Dietary Blindness: The Many Ways We Cannot See
Bruno G. Breitmeyer, is a Professor of Psychology at the University of Houston. In his new book, Blindspots: The Many Ways We Cannot See, we move from cataracts and color blindness through blindsight, acquired dyslexia, and visual agnosias. Breitmeyer uses what we’ve learned about the limits of our sight to illustrate the limits of our ability to mentally visualize and our ability to reason, covering everything from logical fallacies to how our motives and emotions relentlessly color the way we see the world. In the excerpt below we learn about one kind of blindness, caused by Vitamin A deficiency.
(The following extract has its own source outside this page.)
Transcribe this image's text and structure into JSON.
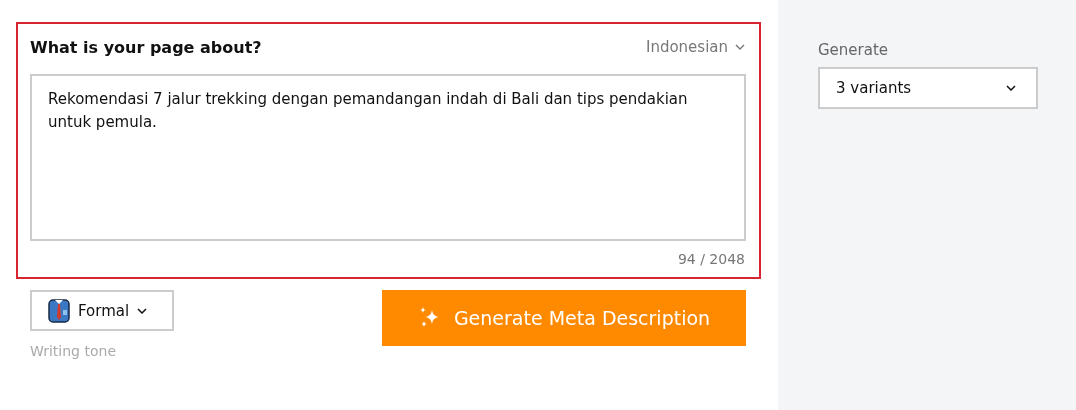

Even if we are blessed with caring parents and a stimulating environment during infancy and childhood, uncontrollable environmental factors can cause or promote visual deficits in an otherwise healthy visual system. Imagine the following. It is March of 1797. You are a settler living in the subarctic wilds near Hudson Bay in present day Quebec, Canada. Your crop of winter squash was nipped in the bud by the early onset of the harshest winter you have yet experienced. It lingers into spring, by which time you have depleted your larder’s store of dried halibut and Arctic cod. For some time your dietary mainstay has been nothing but the wild rice and the dwindling rations of dry beans you purchased late last fall. Although high in carbohydrates, protein, and several of the B vitamins, these foods do not support your dietary needs for Vitamin A. You have noticed some minor visual problems during your daytime activities; however, at night, your vision has deteriorated dramatically to the point where you do not dare to leave the immediate vicinity of your dwelling. You are wondering whether or not you are suffering from some kind malady that will leave your vision permanently impaired. By July, after you have feasted on plenty of fish harvested from the bay and on ripe berries gathered in the wild, you are relieved to find your vision has returned to normal. Although you could not have known it, you were suffering from avitaminotic nyctalopia, a type of night blindness, during the prior winter. It was caused by a prolonged (but fortunately temporary) vitamin A deficiency in your diet.
Vitamin A is known to play an important role in the regeneration of the rod photopigment, rhodopsin. Rhodopsin molecules are “bleached” when they react with photons of light, rendering them inert to further stimulation by light. If, due to a chronic dietary Vitamin A deficiency, bleached rhodopsin molecules are not restored to their prior unbleached photoreactive state, nocturnal vision eventually deteriorates to dysfuctional levels. Epidemics of such night blindness have been known to occur in regions where the availability of plants or animal food sources containing vitamin A was drastically reduced. For example, it have been common in parts of Southeast Asia where rice is the staple food. Fortunately, avitaminotic nyctalopia can be readily treated by increasing dietary vitamin A.
However, dietary night blindness can occur even when food sources rich in vitamin A are plentiful. Imagine the next sad scenario. You have been a closet alcoholic for several years. Besides the spider angianomas that give the tip of your nose a ruddy and friendly glow, you recently have noticed an increase of fatigue, an intolerable itch has been building up in your torso and arms, and you no longer wear your favorite pair of boots due to the swelling of your ankles and lower legs. In addition, you have noticed that you have difficulty driving at night – even when you are sober. Troubled, you go to your doctor and are diagnosed with cirrhosis of the liver. What you did not know is that vitamin A deficiencies can result from this disease, as well as from other liver diseases such as hepatitis, and that night blindness can be a symptom of it. Like avitaminotic night blindness, it too can be treated. However, since the effects of cirrhosis are not reversible, you must treat your night blindness with (massive) daily doses of vitamin A to compensate for the permanent loss of normal liver function, recalling with regret a wise saying you read years ago: Rum makes for a great servant, but a bad master.